While the Third Street Promenade is the most vibrant shopping area of Santa Monica, Montana Avenue emits a more high end and local shopping atmosphere along its tree-lined streets. Though this is a largely residential section of Santa Monica, there are more than 150 boutique shops and restaurants lining the 10-block destination. There aren't hotels on Montana Avenue, but the neighborhood is convenient to Downtown Santa Monica and is within walking distance of most hotels there or by bike or the Big Blue Bus, which runs between the Green Line Metro's Aviation Station and downtown Santa Monica, with a number of different stops.
Running southeast from the Santa Monica Pier is Ocean Park. That local, artsy aesthetic of Main Street extends here, comprising independent coffee shops, boutique stores, and art galleries. Located just east of Ocean Park is the Santa Monica Airport. Not only is this a working airport for private jet owners, but it also is the location of the Museum of Flying, which features numerous aircraft and artifacts, including a Wright Flyer replica and World War II planes, and adjacent to the Spitfire Grill.
Running parallel to I-10 is perhaps the most ethnically diverse neighborhood in Santa Monica: Pico. The people here can vary, from college students strolling in and around Santa Monica College to locals popping in and out of the clothing boutique shops, record stores, and art galleries. Saturday mornings on Pico feature a smaller, more local farmers market than the Downtown Santa Monica Farmers Market; the Pico iteration usually comprises no more than 30-40 local farmers.
The palm tree-lined avenue and views overlooking the Pacific Ocean make the Santa Monica Pier area and Ocean Avenue one of the most iconic locations in Santa Monica. Unique hotels, such as The Georgian and The Shore, dot Ocean Avenue while open-air restaurants and bars, such as Blue Plate Oysterette and The Bungalow, line the avenue. Just down from Ocean Avenue is perhaps Santa Monica’s most famous attraction, the Santa Monica Pier. This attraction dates back to 1909, and features a solar-paneled Ferris wheel, amusement park, aquarium, and live concerts and movies during the summer months.

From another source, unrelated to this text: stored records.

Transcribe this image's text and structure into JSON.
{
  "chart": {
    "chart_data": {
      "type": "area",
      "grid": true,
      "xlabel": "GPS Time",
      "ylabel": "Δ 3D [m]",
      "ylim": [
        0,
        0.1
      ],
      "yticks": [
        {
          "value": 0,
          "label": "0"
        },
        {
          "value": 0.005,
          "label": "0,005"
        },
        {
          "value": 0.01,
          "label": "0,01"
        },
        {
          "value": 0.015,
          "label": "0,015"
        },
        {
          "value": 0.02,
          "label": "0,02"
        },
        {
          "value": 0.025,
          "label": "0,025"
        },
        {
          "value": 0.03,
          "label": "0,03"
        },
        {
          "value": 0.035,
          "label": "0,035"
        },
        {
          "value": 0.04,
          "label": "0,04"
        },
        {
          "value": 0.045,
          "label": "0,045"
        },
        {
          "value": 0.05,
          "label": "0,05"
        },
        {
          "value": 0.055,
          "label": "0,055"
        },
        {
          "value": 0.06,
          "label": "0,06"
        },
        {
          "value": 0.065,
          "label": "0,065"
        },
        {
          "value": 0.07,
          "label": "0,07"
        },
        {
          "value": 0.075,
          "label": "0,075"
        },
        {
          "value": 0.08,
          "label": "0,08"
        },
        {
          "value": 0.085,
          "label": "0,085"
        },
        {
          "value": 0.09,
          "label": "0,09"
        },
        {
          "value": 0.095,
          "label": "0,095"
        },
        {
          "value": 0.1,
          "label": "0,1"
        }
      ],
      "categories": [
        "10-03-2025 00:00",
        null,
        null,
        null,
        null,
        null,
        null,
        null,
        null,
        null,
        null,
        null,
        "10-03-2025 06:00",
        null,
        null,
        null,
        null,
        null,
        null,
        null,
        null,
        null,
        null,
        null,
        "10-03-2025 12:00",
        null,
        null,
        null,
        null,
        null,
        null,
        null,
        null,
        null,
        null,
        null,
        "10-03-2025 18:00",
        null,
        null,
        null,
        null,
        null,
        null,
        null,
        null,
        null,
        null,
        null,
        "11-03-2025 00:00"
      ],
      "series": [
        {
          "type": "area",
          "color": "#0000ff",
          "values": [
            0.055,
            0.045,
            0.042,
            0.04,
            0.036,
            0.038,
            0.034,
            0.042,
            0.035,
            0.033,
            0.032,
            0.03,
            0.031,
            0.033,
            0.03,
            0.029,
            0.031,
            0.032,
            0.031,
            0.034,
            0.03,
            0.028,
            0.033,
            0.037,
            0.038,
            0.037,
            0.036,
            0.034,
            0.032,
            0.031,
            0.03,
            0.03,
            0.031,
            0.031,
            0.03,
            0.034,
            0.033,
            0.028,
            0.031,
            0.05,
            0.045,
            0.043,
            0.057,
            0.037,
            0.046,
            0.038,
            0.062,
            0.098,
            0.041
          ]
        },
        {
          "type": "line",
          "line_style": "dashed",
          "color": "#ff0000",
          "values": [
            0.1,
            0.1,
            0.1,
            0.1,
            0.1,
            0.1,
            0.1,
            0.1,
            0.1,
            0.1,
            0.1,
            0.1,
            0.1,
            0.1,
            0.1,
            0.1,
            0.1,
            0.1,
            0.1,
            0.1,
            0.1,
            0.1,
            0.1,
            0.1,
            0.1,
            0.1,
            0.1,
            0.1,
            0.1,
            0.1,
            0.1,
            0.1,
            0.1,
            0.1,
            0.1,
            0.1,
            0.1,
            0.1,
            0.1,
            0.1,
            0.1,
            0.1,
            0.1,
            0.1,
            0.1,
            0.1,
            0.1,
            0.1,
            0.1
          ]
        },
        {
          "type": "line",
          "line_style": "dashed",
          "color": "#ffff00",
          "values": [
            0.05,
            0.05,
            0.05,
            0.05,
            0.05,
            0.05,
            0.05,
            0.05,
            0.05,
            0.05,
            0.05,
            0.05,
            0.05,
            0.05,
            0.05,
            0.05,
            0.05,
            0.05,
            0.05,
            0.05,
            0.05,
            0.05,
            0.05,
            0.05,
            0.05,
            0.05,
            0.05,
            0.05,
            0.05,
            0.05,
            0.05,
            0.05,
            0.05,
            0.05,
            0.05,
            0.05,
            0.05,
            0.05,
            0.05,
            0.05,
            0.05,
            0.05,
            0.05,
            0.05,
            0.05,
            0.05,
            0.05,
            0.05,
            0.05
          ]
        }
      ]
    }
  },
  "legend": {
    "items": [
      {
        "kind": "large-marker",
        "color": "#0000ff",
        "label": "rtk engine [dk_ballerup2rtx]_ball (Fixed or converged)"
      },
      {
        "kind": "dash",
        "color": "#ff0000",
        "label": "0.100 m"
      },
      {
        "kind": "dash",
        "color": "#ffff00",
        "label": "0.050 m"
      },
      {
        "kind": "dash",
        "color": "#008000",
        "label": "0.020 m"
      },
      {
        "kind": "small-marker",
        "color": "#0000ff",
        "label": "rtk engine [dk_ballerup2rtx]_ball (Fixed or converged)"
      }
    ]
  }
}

Wilshire, or North of Wilshire, is a neighborhood just south of Montana between it and Wilshire Boulevard. Neighborhood architecture is eclectic, including everything from well-preserved Victorian homes to craftsman style bungalows lining the east-west avenues. The unique residential architecture extends to the personal home of world-renowned architect Frank Gehry, who took an early 1900s bungalow and converted it into a unique residence that’s been categorized as deconstructivist, with elements built into the frame that look distorted. This Santa Monica neighborhood, like many of them, is also home to a variety of independent shops, such as Waverly Books, Stone Art, and Vanilla Bake Shop.